Photo: philipwchan / Shutterstock.com
Dennis Ferrara is a Brooklyn native who was working for the New York City Department of Transportation as a supervising electrician when his voice was recorded. His unmistakable New York accent can still be heard on 15 pedestrian signs at crosswalks across the city. When people push the buttons on these signals, they hear Ferrara’s voice telling them, among other cues, that the “wawk” signal is on. (via @broadway_optimist)
News from New York (2012):
In Mr. Ferrara’s New York, “Avenue” takes an “h” or three. The “a” in “Jay Street” is crossed out. And at least one “w” is added to the first syllable of “Broadway.”
… Mr. Ferrara, who has lived in Gerritsen Beach most of her life, has had no professional voice training. Past activities have included deli ownership and occasionally diving for gems at Coney Island. He jokes that his vocational school had no English classes. His qualifications, so to speak, include pronouncing “ask” as “axe.”
The job came to him by luck and by profession, because it belongs to him and because if he didn’t do it, someone else would have to.

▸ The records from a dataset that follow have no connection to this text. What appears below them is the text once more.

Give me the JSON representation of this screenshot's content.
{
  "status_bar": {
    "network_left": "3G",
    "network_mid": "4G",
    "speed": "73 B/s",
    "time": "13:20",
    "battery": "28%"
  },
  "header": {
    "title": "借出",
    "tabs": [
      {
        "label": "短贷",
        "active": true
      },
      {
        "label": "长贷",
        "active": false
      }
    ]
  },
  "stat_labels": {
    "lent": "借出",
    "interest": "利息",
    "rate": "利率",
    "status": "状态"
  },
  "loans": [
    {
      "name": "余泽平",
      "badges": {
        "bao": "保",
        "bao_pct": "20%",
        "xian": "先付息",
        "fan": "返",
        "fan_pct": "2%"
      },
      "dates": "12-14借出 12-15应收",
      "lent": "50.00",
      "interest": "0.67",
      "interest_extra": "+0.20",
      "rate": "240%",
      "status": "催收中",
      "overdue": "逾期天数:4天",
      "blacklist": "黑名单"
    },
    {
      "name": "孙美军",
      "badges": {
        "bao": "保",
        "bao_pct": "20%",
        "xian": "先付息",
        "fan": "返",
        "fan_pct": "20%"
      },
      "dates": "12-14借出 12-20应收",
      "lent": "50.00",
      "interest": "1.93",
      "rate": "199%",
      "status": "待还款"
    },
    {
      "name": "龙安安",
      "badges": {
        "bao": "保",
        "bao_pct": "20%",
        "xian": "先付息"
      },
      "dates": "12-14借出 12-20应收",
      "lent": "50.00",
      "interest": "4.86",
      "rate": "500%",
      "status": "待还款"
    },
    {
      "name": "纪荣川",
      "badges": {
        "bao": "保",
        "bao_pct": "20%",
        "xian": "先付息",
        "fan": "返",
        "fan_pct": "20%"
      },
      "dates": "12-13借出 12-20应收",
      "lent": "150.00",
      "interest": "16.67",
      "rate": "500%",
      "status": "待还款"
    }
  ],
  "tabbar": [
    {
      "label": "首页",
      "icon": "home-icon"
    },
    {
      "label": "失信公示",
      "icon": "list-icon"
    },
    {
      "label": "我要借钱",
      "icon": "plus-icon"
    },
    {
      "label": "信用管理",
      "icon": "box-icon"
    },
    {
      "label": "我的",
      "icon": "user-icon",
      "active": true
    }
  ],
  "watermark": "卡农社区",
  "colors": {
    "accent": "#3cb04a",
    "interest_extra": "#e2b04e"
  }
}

I wasn’t able to embed the video here, but ToddCamNYC recorded two of Ferrara’s voice cues.